Today I spent much of the day sitting in my front yard, “pronghorning” my native dryland meadow. (The second half of that blog post explains my spring grassland-cleanup methods.) I don’t mow my mountain prairie, a tufted expanse of bunchgrasses and wildflowers.

Instead, once a year I cut it back and hand-rake it to remove the fine dead grass leaves and wildflower stalks. Stalks with seeds go to whatever patch of my formerly blighted industrial property is currently in need of revegetation. The curling dead grass leaves get placed around the yard as nesting material for house finches, mountain bluebirds and other songbirds.

Bright spring green Rocky Mountain penstemon leaves with red edges. Bright spring green Rocky Mountain penstemon leaves with red edges.

The gift of the time I spend up close and personal with the native grassland Richard and I so carefully restored on this difficult site is in seeing spring appear. Here at 7,000 feet elevation, nights are still wintry, dropping into the teens and low twenties, and spring showers are likely to come rattling sleet or dropping wet flakes of snow.

Green is never abundant in this high-desert climate. Which makes it all the more cheering to cut back dead flower stalks and find new spring leaves sheltering close to the sun-warmed soil like these Rocky Mountain penstemon (Penstemon strictus).

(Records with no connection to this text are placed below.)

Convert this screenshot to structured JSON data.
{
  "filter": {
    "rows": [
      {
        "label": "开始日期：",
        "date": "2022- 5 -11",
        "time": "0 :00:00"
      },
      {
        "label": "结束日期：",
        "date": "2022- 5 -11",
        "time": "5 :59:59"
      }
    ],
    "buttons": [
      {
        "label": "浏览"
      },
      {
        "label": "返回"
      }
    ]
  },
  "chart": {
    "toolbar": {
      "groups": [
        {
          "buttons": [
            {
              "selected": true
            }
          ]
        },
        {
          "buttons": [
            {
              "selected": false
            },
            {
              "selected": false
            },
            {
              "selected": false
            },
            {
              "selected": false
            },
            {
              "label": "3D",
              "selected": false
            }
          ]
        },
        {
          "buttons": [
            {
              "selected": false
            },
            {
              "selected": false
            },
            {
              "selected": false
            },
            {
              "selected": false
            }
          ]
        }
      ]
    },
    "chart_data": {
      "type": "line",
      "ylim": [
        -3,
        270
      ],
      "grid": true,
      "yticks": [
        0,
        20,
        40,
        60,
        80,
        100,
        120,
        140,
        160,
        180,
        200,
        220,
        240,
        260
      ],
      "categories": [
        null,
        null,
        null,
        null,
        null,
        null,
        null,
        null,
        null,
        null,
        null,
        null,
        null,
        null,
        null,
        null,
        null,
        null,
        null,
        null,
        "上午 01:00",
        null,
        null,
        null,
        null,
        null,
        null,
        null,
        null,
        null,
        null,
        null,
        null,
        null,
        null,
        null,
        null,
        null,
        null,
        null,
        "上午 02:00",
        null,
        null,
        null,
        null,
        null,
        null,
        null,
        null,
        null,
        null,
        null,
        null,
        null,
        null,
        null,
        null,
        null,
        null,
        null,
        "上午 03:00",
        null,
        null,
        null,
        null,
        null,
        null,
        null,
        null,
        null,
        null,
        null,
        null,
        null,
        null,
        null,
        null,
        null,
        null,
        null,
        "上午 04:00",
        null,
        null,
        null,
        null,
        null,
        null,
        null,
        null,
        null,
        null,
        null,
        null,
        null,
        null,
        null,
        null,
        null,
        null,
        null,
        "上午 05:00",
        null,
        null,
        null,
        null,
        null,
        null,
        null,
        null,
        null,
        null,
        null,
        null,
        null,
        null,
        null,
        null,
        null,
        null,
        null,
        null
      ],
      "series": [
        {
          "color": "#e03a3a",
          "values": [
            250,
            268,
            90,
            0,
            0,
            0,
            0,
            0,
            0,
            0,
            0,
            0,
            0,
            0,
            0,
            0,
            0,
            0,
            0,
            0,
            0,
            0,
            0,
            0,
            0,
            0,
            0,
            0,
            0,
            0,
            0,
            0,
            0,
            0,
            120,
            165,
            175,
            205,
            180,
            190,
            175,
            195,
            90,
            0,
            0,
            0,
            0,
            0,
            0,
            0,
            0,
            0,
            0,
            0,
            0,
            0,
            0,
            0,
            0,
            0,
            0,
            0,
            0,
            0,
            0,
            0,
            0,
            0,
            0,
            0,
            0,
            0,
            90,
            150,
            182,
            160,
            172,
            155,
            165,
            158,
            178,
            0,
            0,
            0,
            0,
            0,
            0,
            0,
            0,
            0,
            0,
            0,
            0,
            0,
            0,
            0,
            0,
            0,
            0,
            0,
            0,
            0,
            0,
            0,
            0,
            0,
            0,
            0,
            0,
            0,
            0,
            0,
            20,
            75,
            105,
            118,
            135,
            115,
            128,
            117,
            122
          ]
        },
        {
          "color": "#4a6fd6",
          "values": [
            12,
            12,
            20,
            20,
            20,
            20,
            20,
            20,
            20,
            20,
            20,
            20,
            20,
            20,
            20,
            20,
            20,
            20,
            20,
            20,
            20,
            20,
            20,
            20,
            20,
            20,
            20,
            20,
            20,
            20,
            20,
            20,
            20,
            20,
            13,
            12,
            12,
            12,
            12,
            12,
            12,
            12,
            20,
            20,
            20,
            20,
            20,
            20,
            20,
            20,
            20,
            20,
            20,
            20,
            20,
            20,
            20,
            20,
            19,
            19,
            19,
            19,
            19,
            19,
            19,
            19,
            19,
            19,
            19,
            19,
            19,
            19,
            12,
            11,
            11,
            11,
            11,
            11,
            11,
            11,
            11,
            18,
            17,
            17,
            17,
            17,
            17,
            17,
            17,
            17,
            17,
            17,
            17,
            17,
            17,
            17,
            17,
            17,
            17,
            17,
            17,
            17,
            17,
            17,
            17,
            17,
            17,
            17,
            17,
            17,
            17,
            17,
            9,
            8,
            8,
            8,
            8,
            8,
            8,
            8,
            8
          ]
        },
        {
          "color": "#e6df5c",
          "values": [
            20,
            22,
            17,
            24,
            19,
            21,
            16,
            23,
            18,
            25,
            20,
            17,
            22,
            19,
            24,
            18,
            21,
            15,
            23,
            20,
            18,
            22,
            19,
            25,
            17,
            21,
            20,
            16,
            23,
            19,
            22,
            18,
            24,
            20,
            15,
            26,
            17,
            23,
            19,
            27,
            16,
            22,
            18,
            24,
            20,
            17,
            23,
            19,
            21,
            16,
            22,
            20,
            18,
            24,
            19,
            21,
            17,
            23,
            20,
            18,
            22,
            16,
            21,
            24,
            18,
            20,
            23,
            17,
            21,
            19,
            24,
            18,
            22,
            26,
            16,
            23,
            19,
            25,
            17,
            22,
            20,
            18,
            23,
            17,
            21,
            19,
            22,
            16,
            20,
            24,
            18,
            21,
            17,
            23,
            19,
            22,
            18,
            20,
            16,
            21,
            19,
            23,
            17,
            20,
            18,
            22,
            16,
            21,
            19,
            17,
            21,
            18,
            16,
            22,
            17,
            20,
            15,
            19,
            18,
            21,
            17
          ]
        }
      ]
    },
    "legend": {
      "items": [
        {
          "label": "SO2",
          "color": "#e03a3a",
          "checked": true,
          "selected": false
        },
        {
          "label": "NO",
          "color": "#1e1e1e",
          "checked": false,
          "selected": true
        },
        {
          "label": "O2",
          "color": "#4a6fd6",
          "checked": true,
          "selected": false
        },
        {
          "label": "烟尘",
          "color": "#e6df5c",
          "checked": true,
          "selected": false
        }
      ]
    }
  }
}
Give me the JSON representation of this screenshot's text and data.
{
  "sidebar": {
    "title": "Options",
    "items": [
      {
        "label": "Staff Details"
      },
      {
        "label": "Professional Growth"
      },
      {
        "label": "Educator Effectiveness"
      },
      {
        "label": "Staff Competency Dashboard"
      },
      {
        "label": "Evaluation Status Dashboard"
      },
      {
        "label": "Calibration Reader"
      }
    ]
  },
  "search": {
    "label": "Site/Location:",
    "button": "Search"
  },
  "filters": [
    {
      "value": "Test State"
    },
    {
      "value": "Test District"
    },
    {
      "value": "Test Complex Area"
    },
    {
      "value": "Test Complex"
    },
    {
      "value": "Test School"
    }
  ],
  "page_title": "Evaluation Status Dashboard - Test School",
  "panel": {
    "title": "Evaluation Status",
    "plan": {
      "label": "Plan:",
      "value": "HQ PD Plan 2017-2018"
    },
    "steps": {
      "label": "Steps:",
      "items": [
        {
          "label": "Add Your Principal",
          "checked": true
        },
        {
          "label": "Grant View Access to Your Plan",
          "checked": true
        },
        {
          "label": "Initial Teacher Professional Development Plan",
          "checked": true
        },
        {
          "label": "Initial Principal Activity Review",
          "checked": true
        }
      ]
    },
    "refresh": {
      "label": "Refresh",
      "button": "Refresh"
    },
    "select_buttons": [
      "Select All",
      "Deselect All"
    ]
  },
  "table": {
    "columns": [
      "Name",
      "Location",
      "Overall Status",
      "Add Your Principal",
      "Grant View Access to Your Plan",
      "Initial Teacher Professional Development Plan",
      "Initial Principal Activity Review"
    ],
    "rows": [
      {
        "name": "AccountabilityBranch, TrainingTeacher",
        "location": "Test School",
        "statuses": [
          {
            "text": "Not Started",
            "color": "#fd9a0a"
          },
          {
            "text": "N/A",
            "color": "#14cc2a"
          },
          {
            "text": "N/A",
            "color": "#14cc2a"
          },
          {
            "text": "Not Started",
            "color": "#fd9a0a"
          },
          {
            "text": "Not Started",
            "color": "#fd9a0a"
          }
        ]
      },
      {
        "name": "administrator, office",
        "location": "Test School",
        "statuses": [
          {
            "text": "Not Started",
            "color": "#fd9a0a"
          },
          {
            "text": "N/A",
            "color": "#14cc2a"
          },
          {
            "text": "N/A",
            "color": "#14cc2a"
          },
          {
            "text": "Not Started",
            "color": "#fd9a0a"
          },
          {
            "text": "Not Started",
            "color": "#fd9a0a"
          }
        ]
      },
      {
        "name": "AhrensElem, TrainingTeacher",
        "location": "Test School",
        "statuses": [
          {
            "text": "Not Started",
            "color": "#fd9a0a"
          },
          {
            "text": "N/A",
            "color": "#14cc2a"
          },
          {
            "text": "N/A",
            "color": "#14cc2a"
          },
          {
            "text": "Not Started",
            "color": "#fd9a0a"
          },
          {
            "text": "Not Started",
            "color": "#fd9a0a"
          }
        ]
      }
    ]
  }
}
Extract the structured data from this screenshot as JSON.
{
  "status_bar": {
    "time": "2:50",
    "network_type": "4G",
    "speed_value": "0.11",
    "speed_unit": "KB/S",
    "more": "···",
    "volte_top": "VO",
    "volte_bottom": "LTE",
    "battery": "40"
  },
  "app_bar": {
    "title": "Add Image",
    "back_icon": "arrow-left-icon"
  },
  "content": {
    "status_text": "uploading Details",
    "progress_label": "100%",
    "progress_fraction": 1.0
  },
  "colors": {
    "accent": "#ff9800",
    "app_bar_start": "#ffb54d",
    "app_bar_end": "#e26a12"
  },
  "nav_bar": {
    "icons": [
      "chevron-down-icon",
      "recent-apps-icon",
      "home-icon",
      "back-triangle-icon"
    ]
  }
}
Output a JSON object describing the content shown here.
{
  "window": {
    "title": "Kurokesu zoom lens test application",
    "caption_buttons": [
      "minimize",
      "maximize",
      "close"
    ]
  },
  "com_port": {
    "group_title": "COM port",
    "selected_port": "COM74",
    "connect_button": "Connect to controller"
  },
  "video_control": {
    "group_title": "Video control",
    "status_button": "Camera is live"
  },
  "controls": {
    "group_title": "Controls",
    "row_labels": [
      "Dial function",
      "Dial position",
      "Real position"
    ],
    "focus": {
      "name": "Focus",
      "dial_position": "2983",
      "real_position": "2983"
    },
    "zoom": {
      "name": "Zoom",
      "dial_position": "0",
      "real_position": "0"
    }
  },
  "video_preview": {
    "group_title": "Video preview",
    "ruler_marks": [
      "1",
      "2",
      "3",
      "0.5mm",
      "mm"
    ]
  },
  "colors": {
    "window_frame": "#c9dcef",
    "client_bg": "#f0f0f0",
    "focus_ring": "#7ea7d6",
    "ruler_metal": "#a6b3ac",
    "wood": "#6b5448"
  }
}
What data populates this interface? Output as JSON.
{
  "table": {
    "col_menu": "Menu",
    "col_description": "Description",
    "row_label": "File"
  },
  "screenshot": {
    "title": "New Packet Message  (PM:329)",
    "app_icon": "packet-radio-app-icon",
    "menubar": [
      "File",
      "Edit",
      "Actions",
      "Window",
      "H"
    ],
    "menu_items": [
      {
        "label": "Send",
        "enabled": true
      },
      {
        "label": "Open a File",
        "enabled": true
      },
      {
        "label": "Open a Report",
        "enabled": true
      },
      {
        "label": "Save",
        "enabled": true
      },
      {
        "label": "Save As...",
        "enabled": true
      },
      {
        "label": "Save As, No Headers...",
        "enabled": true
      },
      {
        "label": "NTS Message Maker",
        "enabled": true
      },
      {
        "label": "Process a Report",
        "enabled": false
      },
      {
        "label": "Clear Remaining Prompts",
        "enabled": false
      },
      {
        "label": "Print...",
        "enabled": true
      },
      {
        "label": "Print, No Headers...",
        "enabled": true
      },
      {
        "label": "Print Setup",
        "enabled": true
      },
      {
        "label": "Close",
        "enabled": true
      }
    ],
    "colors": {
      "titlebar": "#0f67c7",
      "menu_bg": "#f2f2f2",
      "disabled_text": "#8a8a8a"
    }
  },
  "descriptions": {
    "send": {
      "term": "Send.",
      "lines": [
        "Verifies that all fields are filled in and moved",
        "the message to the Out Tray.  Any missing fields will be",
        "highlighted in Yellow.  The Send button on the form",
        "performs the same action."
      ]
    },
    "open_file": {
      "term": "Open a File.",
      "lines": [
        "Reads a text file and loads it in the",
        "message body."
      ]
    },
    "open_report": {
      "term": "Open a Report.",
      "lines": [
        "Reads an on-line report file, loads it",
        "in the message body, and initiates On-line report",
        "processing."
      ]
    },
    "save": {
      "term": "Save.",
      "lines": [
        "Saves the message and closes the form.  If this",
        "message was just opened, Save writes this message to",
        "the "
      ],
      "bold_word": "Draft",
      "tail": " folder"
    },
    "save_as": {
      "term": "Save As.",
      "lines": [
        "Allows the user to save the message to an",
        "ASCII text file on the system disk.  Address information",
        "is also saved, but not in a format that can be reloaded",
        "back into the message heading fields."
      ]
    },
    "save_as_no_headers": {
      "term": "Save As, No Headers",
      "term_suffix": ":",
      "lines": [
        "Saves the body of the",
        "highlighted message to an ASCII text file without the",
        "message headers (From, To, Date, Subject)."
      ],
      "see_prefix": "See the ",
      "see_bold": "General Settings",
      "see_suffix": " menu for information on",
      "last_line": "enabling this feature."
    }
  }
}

The silky hairs on pasque flower leaves trap heat and slow air movement, helping this early-spring plant modify still-wintry conditions. The silky hairs on pasque flower leaves trap heat and slow air movement, helping this early-spring plant modify still-wintry conditions.

Or pasque flower, the grassland rival to crocus with its blowsy purple flowers blooming while most other mountain prairie plants think it’s still winter. Or the tiny burgundy-colored leaves of wholeleaf indian paintbrush (Castilleja integra), the ferny rosettes of scarlet gilia (Ipomopsis aggregata) or the wavy-edged leaves of blanketflower (Gallairdia aristata). Or the soft new green leaves of big sagebrush (Seriphidium tridentatum), the shrub whose characteristic turpentine and orange blossom pungency marks the part of the West I call home.

Big sagebrush, Seriphidium tridentum, the indicator shrub for the landscapes I call home. Big sagebrush, Seriphidium tridentum, the indicator shrub for the landscapes I call home.

Sitting in my native grassland yard as I comb my fingers through the bunches of fine grasses and snap last year’s seed stalks from the wildflowers gives me the opportunity to observe the community of plants and their flying, crawling, burrowing and grazing partners in detail. That close attention is a kind of love, a way of honoring these resilient lives with whom I share this particular plot of ground.

It’s my love-my-own-earth Day observance, a reminder of the annual miracle of life renewing itself, no matter killing drought, horrific bombings, accidental plant explosions or other tragedies. When I uncover the new green of spring, my heart sings along with the warbling house finches. When I smell moist soil and the unmistakeable fragrance of spring sagebrush, I am reminded that life is resilient, bursting to be. And I am glad to be here, part of it.

*****

Troweling wet concrete after one wall of the foundation is filled. Troweling wet concrete after one foundation wall is filled.

Down at the other end of the block, the concrete trucks lined up on Friday, our first good-weather day in a week, to pour my stem walls. The foundation for my little house is now in place! Next up, back-filling around those stem walls, and then excavating for the garage/studio foundation. Step by step, a house takes shape.